Types of Damping

### Nächstes Video15.14: Forced Oscillations

Consider a wood log floating on the surface of the water. When it is pushed downward and allowed to bob up and down, it oscillates about its mean position. Over time, the dissipative force reduces the amplitude of oscillation, and it can be described by the equation of damped harmonic motion.

On solving, if the imaginary part is non-zero, the general solution for the differential equation relative to the position and the angular frequency within the time-dependent exponential decay envelope is obtained.

Depending on the angular frequency, the system exhibits different types of damping conditions. When the damping force is low, the angular frequency resembles the natural frequency. Therefore, in underdamped conditions, the system oscillates with decaying amplitude after making some possible cycles.

In critical damping conditions, the damping and restoring forces are equal, and the angular frequency becomes zero, making the system oscillations fade out exponentially.

On the other hand, in overdamped conditions, the damping force is relatively large, which makes the system slowly reach equilibrium.

## Types of Damping

If the amount of damping in a system is gradually increased, the period and frequency start to become affected because damping opposes, and hence slows, the back and forth motion (the net force is smaller in both directions). If there is a very large amount of damping, the system does not even oscillate; instead, it slowly moves toward equilibrium. In brief, an overdamped system moves slowly towards equilibrium, whereas an underdamped system moves quickly to equilibrium but will oscillate about the equilibrium point as it does so. In contrast, a critically damped system moves as quickly as possible towards equilibrium without oscillating about the equilibrium point.

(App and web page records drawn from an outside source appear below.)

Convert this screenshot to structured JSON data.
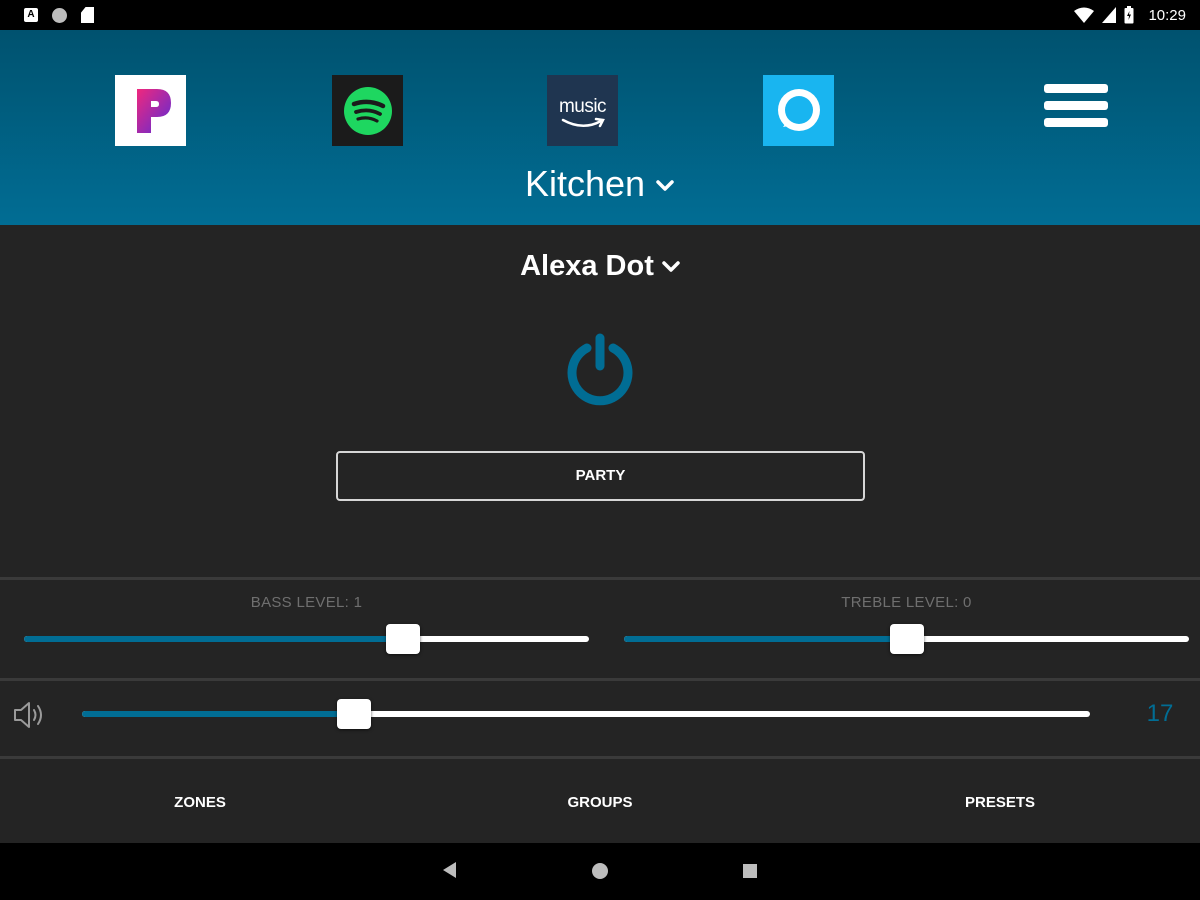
{
  "status_bar": {
    "time": "10:29",
    "icons": [
      "notification-a-icon",
      "circle-status-icon",
      "sd-card-icon",
      "wifi-icon",
      "signal-icon",
      "battery-icon"
    ]
  },
  "header": {
    "apps": [
      {
        "name": "Pandora",
        "icon": "pandora-icon",
        "color": "#e3157c"
      },
      {
        "name": "Spotify",
        "icon": "spotify-icon",
        "color": "#1ed760"
      },
      {
        "name": "Amazon Music",
        "icon": "amazon-music-icon",
        "label": "music",
        "color": "#1f3550"
      },
      {
        "name": "Alexa",
        "icon": "alexa-icon",
        "color": "#19b5f0"
      }
    ],
    "menu_icon": "hamburger-menu-icon",
    "zone": "Kitchen"
  },
  "main": {
    "source": "Alexa Dot",
    "power_icon": "power-icon",
    "party_label": "PARTY"
  },
  "tone": {
    "bass_label": "BASS LEVEL: 1",
    "bass_fraction": 0.67,
    "treble_label": "TREBLE LEVEL: 0",
    "treble_fraction": 0.5
  },
  "volume": {
    "value": "17",
    "fraction": 0.27,
    "icon": "speaker-icon"
  },
  "bottom_tabs": {
    "zones": "ZONES",
    "groups": "GROUPS",
    "presets": "PRESETS"
  },
  "colors": {
    "accent": "#016d94",
    "header_top": "#00526f",
    "background": "#242424"
  }
}
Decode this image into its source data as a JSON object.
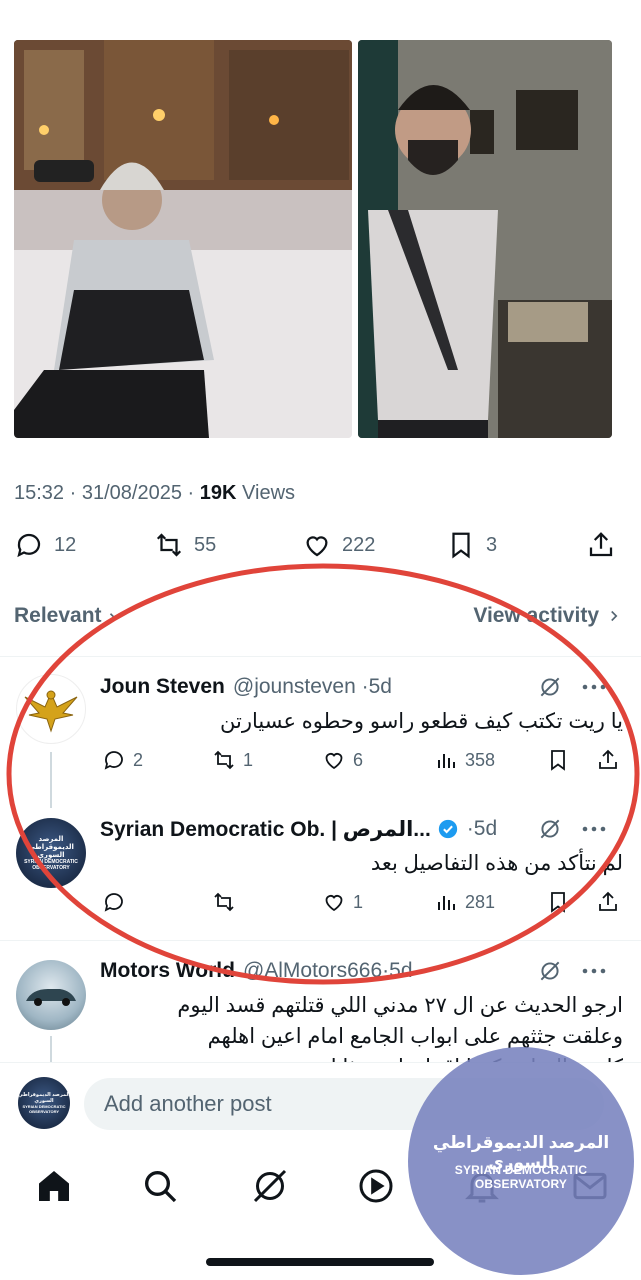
{
  "tweet": {
    "time": "15:32",
    "date": "31/08/2025",
    "dot": "·",
    "views_count": "19K",
    "views_label": "Views",
    "replies": "12",
    "reposts": "55",
    "likes": "222",
    "bookmarks": "3"
  },
  "sort": {
    "relevant_label": "Relevant",
    "view_activity_label": "View activity"
  },
  "replies": [
    {
      "name": "Joun Steven",
      "handle": "@jounsteven",
      "time": "5d",
      "separator": "·",
      "text": "يا ريت تكتب كيف قطعو راسو وحطوه عسيارتن",
      "comments": "2",
      "reposts": "1",
      "likes": "6",
      "views": "358"
    },
    {
      "name": "Syrian Democratic Ob. | المرص...",
      "handle": "",
      "time": "5d",
      "separator": "·",
      "text": "لم نتأكد من هذه التفاصيل بعد",
      "comments": "",
      "reposts": "",
      "likes": "1",
      "views": "281",
      "avatar_text_ar": "المرصد الديموقراطي السوري",
      "avatar_text_en": "SYRIAN DEMOCRATIC OBSERVATORY"
    },
    {
      "name": "Motors World",
      "handle": "@AlMotors666",
      "time": "5d",
      "separator": "·",
      "text_line1": "ارجو الحديث عن ال ٢٧ مدني اللي قتلتهم قسد اليوم",
      "text_line2": "وعلقت جثثهم على ابواب الجامع امام اعين اهلهم",
      "text_line3": "كانت بالسابق كتبنا اقتبان ابن هذا ابن"
    }
  ],
  "compose": {
    "placeholder": "Add another post",
    "avatar_text_ar": "المرصد الديموقراطي السوري",
    "avatar_text_en": "SYRIAN DEMOCRATIC OBSERVATORY"
  },
  "watermark": {
    "arabic": "المرصد الديموقراطي السوري",
    "english": "SYRIAN DEMOCRATIC OBSERVATORY"
  },
  "icons": {
    "reply": "speech-bubble-icon",
    "repost": "repost-icon",
    "like": "heart-icon",
    "bookmark": "bookmark-icon",
    "share": "share-icon",
    "views": "bar-chart-icon",
    "grok": "grok-icon",
    "more": "ellipsis-icon"
  },
  "colors": {
    "secondary_text": "#536471",
    "primary_text": "#0f1419",
    "verified_blue": "#1d9bf0",
    "annotation_red": "#e0443a",
    "watermark": "#7882be"
  }
}
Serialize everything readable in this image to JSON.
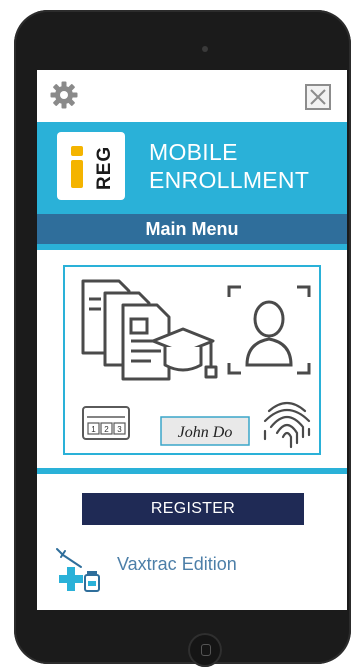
{
  "app": {
    "logo": {
      "letter": "i",
      "text": "REG"
    },
    "banner_title": [
      "MOBILE",
      "ENROLLMENT"
    ]
  },
  "menu": {
    "title": "Main Menu"
  },
  "features": {
    "signature_text": "John Do",
    "keypad_digits": [
      "1",
      "2",
      "3"
    ]
  },
  "actions": {
    "register_label": "REGISTER"
  },
  "footer": {
    "edition_label": "Vaxtrac Edition"
  },
  "icons": {
    "settings": "gear-icon",
    "close": "close-icon",
    "documents": "document-icon",
    "education": "graduation-cap-icon",
    "face": "face-scan-icon",
    "keypad": "keypad-icon",
    "signature": "signature-icon",
    "fingerprint": "fingerprint-icon",
    "vaccine": "vaccine-icon"
  },
  "colors": {
    "banner": "#2ab1d8",
    "menu_bar": "#2f6e9b",
    "register_button": "#1f2a55",
    "edition_text": "#4d7fa8",
    "logo_accent": "#f4b400"
  }
}
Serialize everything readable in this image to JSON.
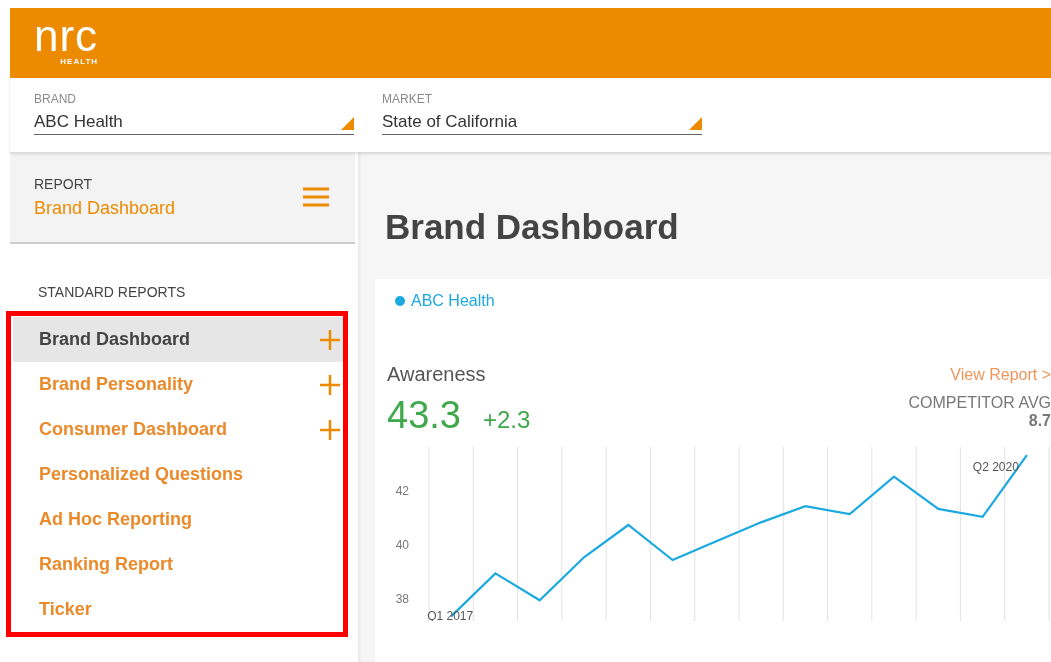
{
  "header": {
    "logo_text": "nrc",
    "logo_subtext": "HEALTH"
  },
  "filters": [
    {
      "label": "BRAND",
      "value": "ABC Health"
    },
    {
      "label": "MARKET",
      "value": "State of California"
    }
  ],
  "sidebar": {
    "report_label": "REPORT",
    "report_value": "Brand Dashboard",
    "section_title": "STANDARD REPORTS",
    "highlighted": true,
    "items": [
      {
        "label": "Brand Dashboard",
        "selected": true,
        "expandable": true
      },
      {
        "label": "Brand Personality",
        "selected": false,
        "expandable": true
      },
      {
        "label": "Consumer Dashboard",
        "selected": false,
        "expandable": true
      },
      {
        "label": "Personalized Questions",
        "selected": false,
        "expandable": false
      },
      {
        "label": "Ad Hoc Reporting",
        "selected": false,
        "expandable": false
      },
      {
        "label": "Ranking Report",
        "selected": false,
        "expandable": false
      },
      {
        "label": "Ticker",
        "selected": false,
        "expandable": false
      }
    ]
  },
  "main": {
    "title": "Brand Dashboard",
    "metric": {
      "name": "Awareness",
      "link": "View Report >",
      "value": "43.3",
      "change": "+2.3",
      "competitor_label": "COMPETITOR AVG",
      "competitor_value": "8.7",
      "chart_data": {
        "type": "line",
        "categories": [
          null,
          null,
          null,
          null,
          null,
          null,
          null,
          null,
          null,
          null,
          null,
          null,
          null,
          null
        ],
        "series": [
          {
            "name": "ABC Health",
            "color": "#1ba9e1",
            "values": [
              37.3,
              38.9,
              37.9,
              39.5,
              40.7,
              39.4,
              40.1,
              40.8,
              41.4,
              41.1,
              42.5,
              41.3,
              41.0,
              43.3
            ]
          }
        ],
        "annotations": [
          {
            "text": "Q1 2017"
          },
          {
            "text": "Q2 2020"
          }
        ],
        "yticks": [
          {
            "value": 38,
            "label": "38"
          },
          {
            "value": 40,
            "label": "40"
          },
          {
            "value": 42,
            "label": "42"
          }
        ],
        "ylim": [
          37.13,
          43.6
        ]
      }
    }
  }
}
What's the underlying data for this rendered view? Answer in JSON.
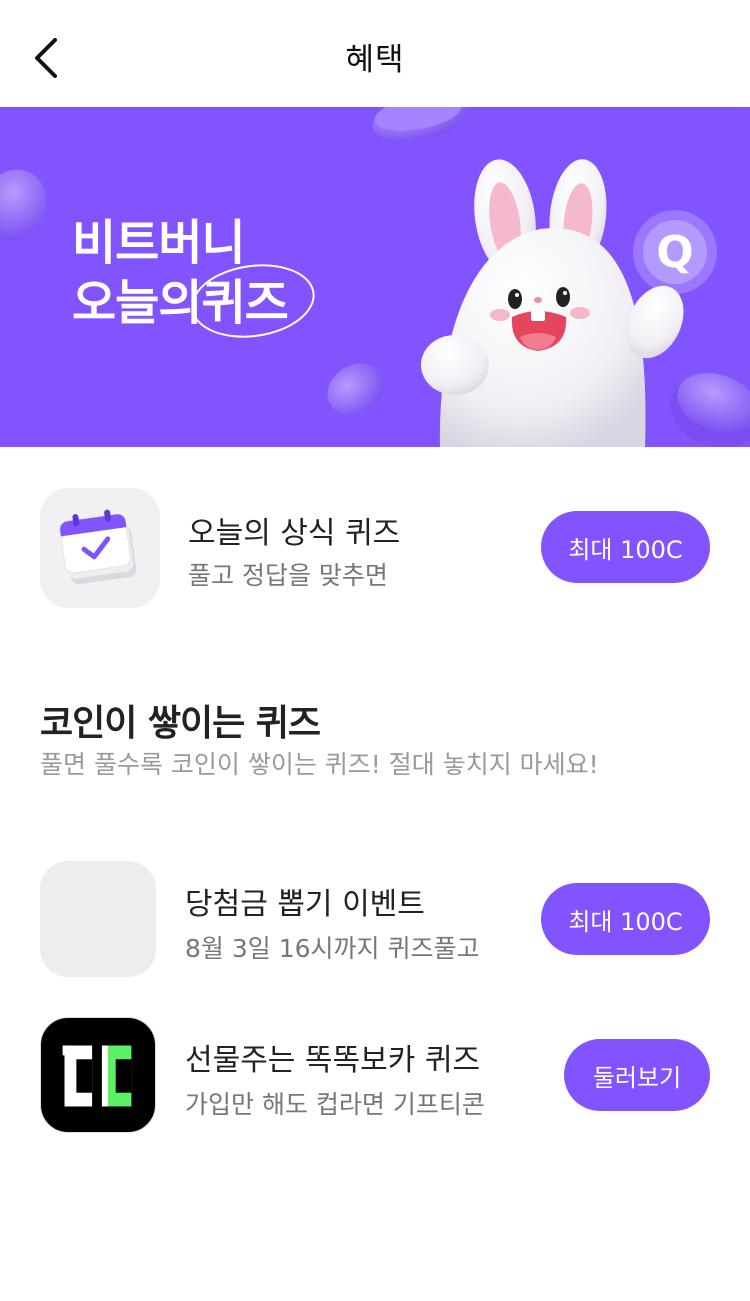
{
  "header": {
    "title": "혜택"
  },
  "banner": {
    "title_line1": "비트버니",
    "title_line2_prefix": "오늘의",
    "title_line2_circled": "퀴즈",
    "badge_letter": "Q",
    "background_color": "#8154FF"
  },
  "daily_quiz": {
    "title": "오늘의 상식 퀴즈",
    "subtitle": "풀고 정답을 맞추면",
    "button_label": "최대 100C",
    "icon": "calendar-check-icon"
  },
  "section": {
    "title": "코인이 쌓이는 퀴즈",
    "subtitle": "풀면 풀수록 코인이 쌓이는 퀴즈! 절대 놓치지 마세요!"
  },
  "quizzes": [
    {
      "title": "당첨금 뽑기 이벤트",
      "subtitle": "8월 3일 16시까지 퀴즈풀고",
      "button_label": "최대 100C",
      "icon": "placeholder-thumbnail"
    },
    {
      "title": "선물주는 똑똑보카 퀴즈",
      "subtitle": "가입만 해도 컵라면 기프티콘",
      "button_label": "둘러보기",
      "icon": "ddokddok-voca-logo-icon"
    }
  ],
  "colors": {
    "accent": "#8154FF",
    "thumb_bg": "#F1F1F4",
    "logo_green": "#5CF065"
  }
}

Generally, critical damping is often desired because such a system not only returns to equilibrium rapidly, but remains at equilibrium too. In addition, a constant force applied to a critically damped system moves the system to a new equilibrium position in the shortest time possible, without overshooting or oscillating about the new position. For example, when a person stands on a bathroom scale that has a needle gauge, the needle moves to its equilibrium position without oscillating. It would be quite inconvenient if the needle oscillated about the new equilibrium position for a long time before settling. Damping forces can vary greatly in character. Friction, for example, is sometimes independent of velocity. However, many damping forces depend on velocity—sometimes in complex ways and sometimes simply being proportional to velocity.